The University of Michigan's Surveys of Consumers showed in September that a near-record number of consumers cited trade policies as a negative factor weighing on the economy.

"Trade policies have had the greatest negative impact on consumers, with a near record one-third of all consumers negatively mentioning trade policies in September when asked to explain in their own words the factors underlying their economic expectations," Richard Curtin, chief economist of the Surveys of Consumers, said in a statement.

The result came as the U.S. and China are slated to resume trade talks on Oct. 10 in Washington. Tensions have somewhat eased ahead of the negotiations as China confirmed the country had purchased a "considerable" amount of U.S. soybeans and pork products. President Donald Trump had also delayed some tariffs by two weeks at China's request.

Still, the two economic superpowers have many structural issues they have yet to sort out. White House trade advisor Peter Navarro previously said these issues include cyber intrusion into U.S. business networks, forced technology transfer, intellectual property theft and currency manipulation.

An index of consumer confidence rose to 93.2 in September from 89.8 in August, according to the University of Michigan.

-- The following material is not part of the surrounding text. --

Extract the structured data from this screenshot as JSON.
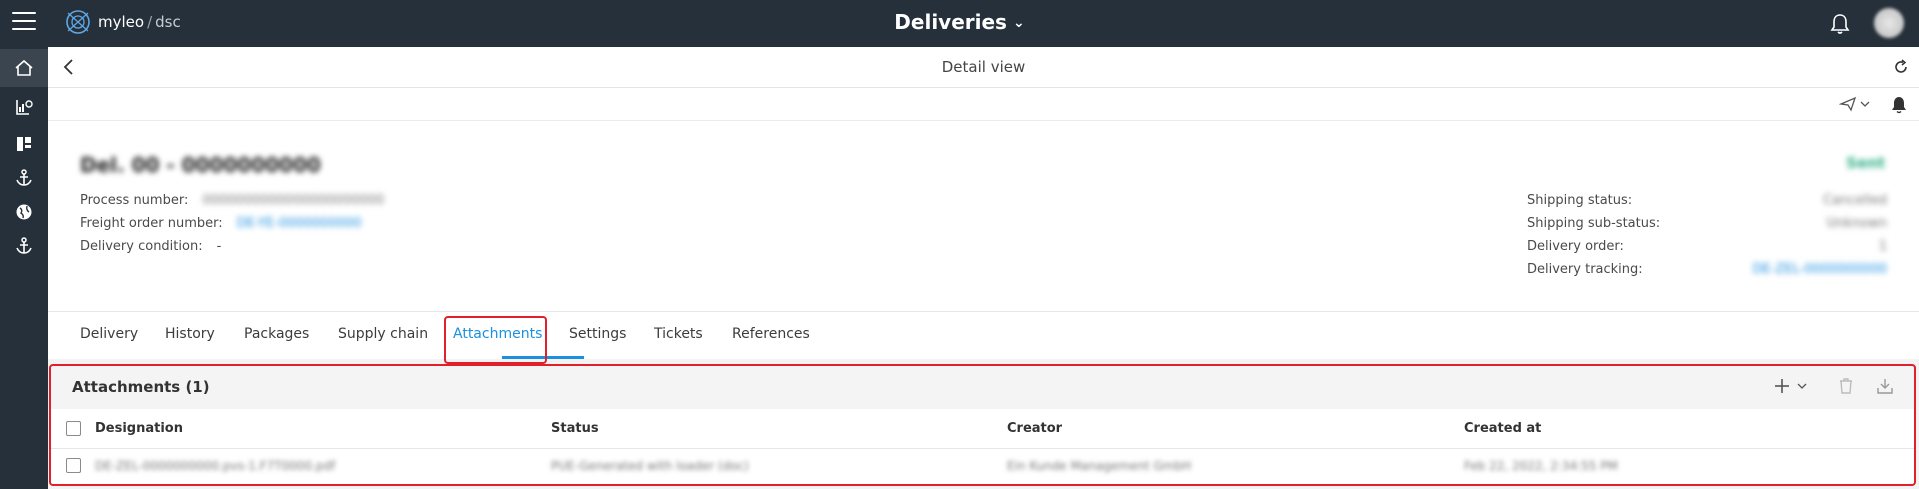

"Despite the high levels of confidence, consumers have also expressed rising levels of economic uncertainty," Curtin said. "Some of these concerns are rooted in partisanship, some due to conditions in the global economy (Brexit, Iran, Saudi Arabia, China), and some are tied to domestic economic policies."